It is undeniable how much we rely on lighting on a daily basis. Roughly one-fifth of the world’s population lacks access to electricity and instead rely solely on fuel-based lighting. Many fuels are used to create light including kerosene, diesel, propane and candles, but kerosene and candles are the most dominant. However, fuel-based lighting coincides with adverse health and safety risks such as indoor air pollution and compromised visual, mental and maternal health.
Such fuels are mostly burned indoors close to other people, which questions the direct health of those nearby. Fuel-based lighting can cause fatal burn injuries and the destruction of homes, not to mention the increased health risks associated with homelessness. Likewise, unintentional swallowing of kerosene is the top cause of child poisoning in the developing world. Furthermore, the low quality of these fuelled-lighting sources impacts negatively on the delivery of healthcare services that use them. Evidence suggests a lack of consistent quality lighting in healthcare clinics in developing countries intimidates patients from seeking care, leading to a higher infant and maternal mortality in developing countries. Also of concern is the range of conditions caused by direct exposure with kerosene such as chemical pneumonia, dermatitis and dry skin, neuralgia, memory loss and detrimental impacts on blood, kidney and breathing functions. It is suspected kerosene can cause CNS depression as it associated with symptoms of the illness including headache and vertigo. Such adverse effects can be countered with energy efficient, off-grid solutions whilst also reducing green-house emissions and lowering the cost.
In addition to the risks directly associated with human health, fuel-based lighting also contributes to climate change by releasing significant amounts of greenhouse gas emissions and black carbon. Our planet is warming up too rapidly and out of our control to the point where there are more tsunamis and cyclones alongside the melting of glaciers causing sea levels to rise.
LED lighting systems
Introducing LED (light emitting diode) lighting systems is vital to delivering a reduction in greenhouse gas emissions and broadly reducing poverty through reduced costs. Small-scale solar or grid-charged LED lighting systems provide better and safer light for a lower total running cost. In fact, the United Nations is currently working on clean energy projects in refugee camps, where destructive fires and violence against women and children result from the areas being poorly lit by fuel- based lanterns.

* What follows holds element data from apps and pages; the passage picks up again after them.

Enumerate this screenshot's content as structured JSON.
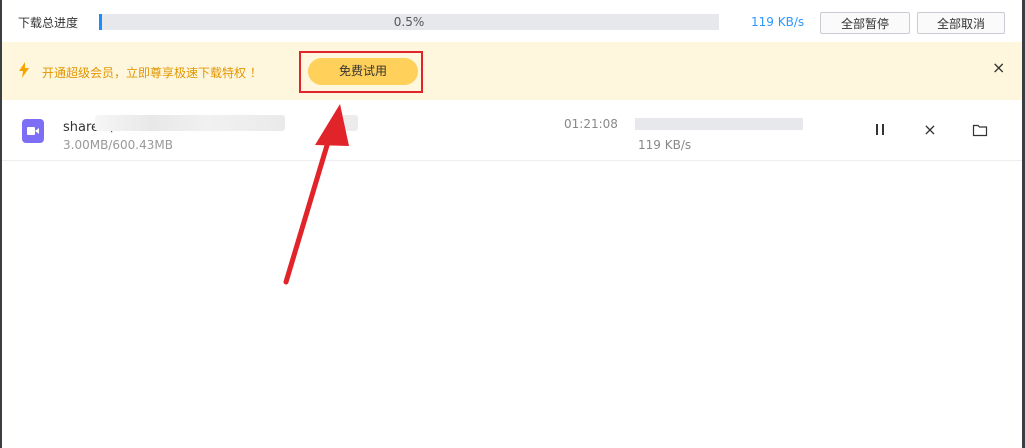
{
  "topbar": {
    "progress_label": "下载总进度",
    "progress_text": "0.5%",
    "progress_value": 0.005,
    "speed": "119 KB/s",
    "pause_all": "全部暂停",
    "cancel_all": "全部取消"
  },
  "banner": {
    "text": "开通超级会员，立即尊享极速下载特权 ！",
    "trial_button": "免费试用",
    "close": "×"
  },
  "download_row": {
    "file_name": "share                                叶 1996.mkv",
    "file_size": "3.00MB/600.43MB",
    "time_left": "01:21:08",
    "speed": "119 KB/s",
    "close": "×"
  },
  "colors": {
    "accent": "#1a8cff",
    "banner_bg": "#fff6de",
    "banner_text": "#e29600",
    "trial_button": "#ffd05a",
    "annotation": "#e0242a",
    "file_icon": "#7c6ef5"
  },
  "icons": {
    "banner": "lightning-icon",
    "file": "video-file-icon",
    "pause": "pause-icon",
    "cancel": "close-icon",
    "folder": "folder-icon"
  }
}
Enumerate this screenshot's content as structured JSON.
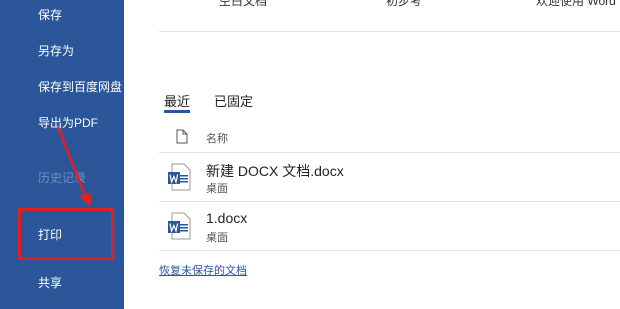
{
  "sidebar": {
    "items": [
      {
        "label": "保存"
      },
      {
        "label": "另存为"
      },
      {
        "label": "保存到百度网盘"
      },
      {
        "label": "导出为PDF"
      },
      {
        "label": "历史记录"
      },
      {
        "label": "打印"
      },
      {
        "label": "共享"
      }
    ]
  },
  "templates": {
    "items": [
      "空白文档",
      "初步考",
      "欢迎使用 Word"
    ]
  },
  "tabs": [
    {
      "label": "最近"
    },
    {
      "label": "已固定"
    }
  ],
  "list": {
    "header_name": "名称",
    "files": [
      {
        "name": "新建 DOCX 文档.docx",
        "location": "桌面"
      },
      {
        "name": "1.docx",
        "location": "桌面"
      }
    ]
  },
  "recover_link": "恢复未保存的文档",
  "colors": {
    "sidebar": "#2b579a",
    "highlight": "#e02020",
    "word_blue": "#2b579a"
  }
}
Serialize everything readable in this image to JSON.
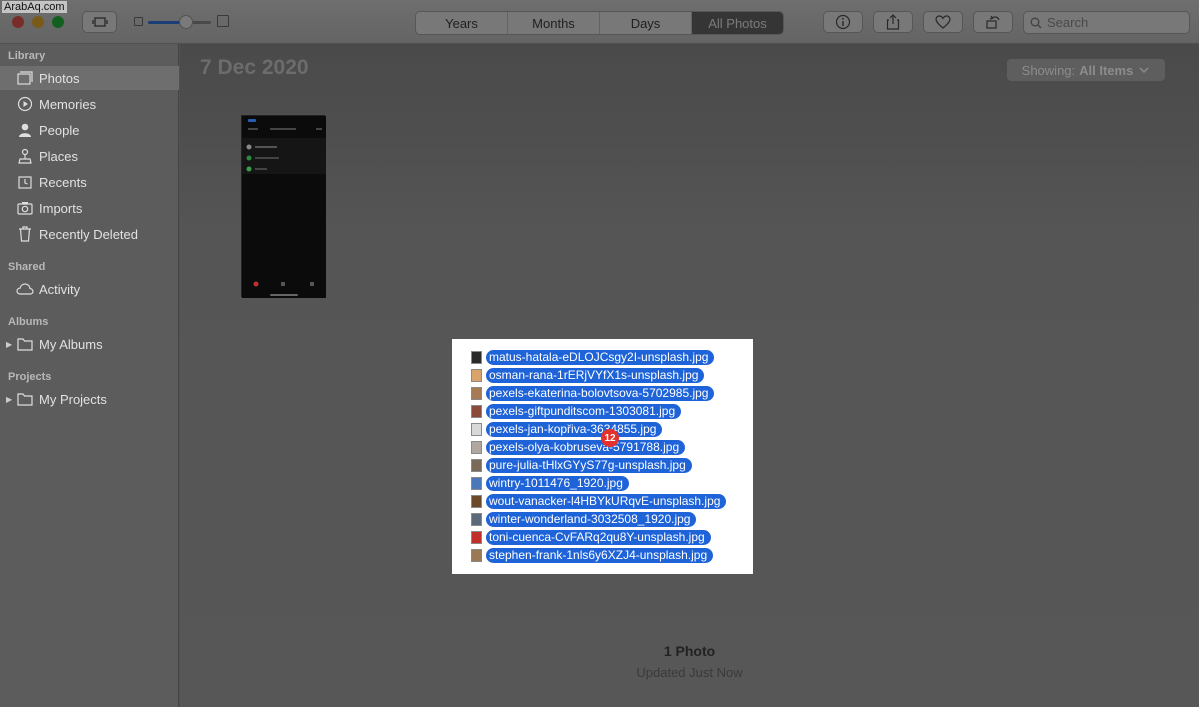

LED lights reduce risks to vision because they do not emit ultraviolet or infrared radiations. They can also be designed with shields to lower glare and blue light, which is known for causing insomnia and mental health problems.
In short, people are spending roughly $40 billion USD annually to operate highly inefficient lamps when we have the technology to operate LED lights at a fraction of the cost. The energy efficient solution of LED lights is the best way to save money and reduce health risks.SHARE THIS